Each state has its own laws regarding who has standing to file a
wrongful death lawsuit on behalf of a loved one. In all states, however, close relatives such
as spouses, children and parents, are authorized to file suit. If the
surviving children of the deceased are still minors, most states require
a legal guardian or guardian
ad litem must be appointed to protect the child's best interests.
Claims for the Wrongful Death of a Child
Obviously, the parents of a deceased child can bring a wrongful death action.
In many states, there is no wrongful death claim unless the child was
born alive and then died. In other words, the death of a fetus is not
a wrongful death in those states. Consequently, the parents cannot bring
an action for financial losses resulting from the death, nor for the emotional
trauma from losing the child. Consult with a personal injury attorney
in your state to find out if such an action is allowed.
The Standing of Close Family Members
Close relatives may also bring wrongful death suits for the death of an
elderly loved one. However, since the children of the elderly are grown
and self-supporting, they are limited in their ability to claim damages
for parental care, guidance, nurturing, or for financial support, in most
cases. As a result, the damage awards in those cases are typically not
Standing to File Wrongful Death Lawsuits in Alabama
Unlike most states, Alabama does not allow family members of the deceased
to file a wrongful death claim, either on their own behalf or on behalf
of the deceased person. Instead, only the personal representative of the
estate is legally authorized to bring a wrongful death case. Also, all
damage awards in the wrongful death case must be paid directly to the estate.

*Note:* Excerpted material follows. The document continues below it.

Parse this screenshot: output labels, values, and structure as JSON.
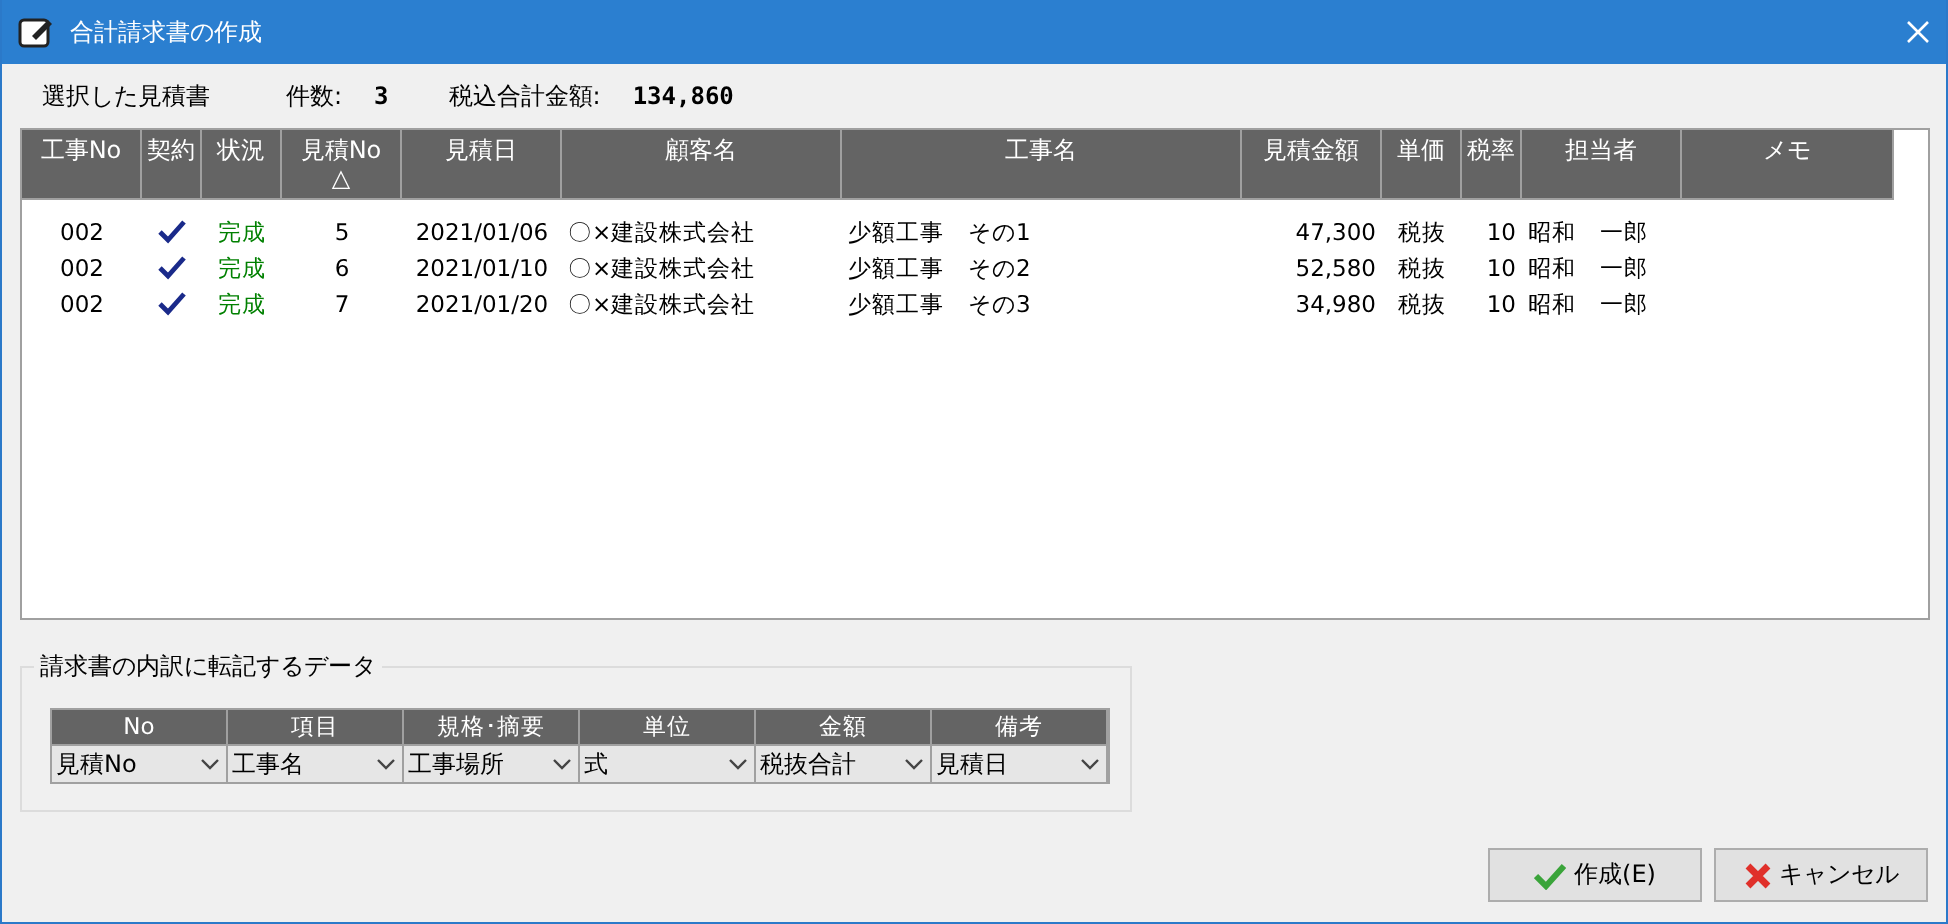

If you have questions regarding a wrongful death or personal injury matter,
contact us online or by calling the Law Office of Cody R. Wix, LLC at (205) 381-4787.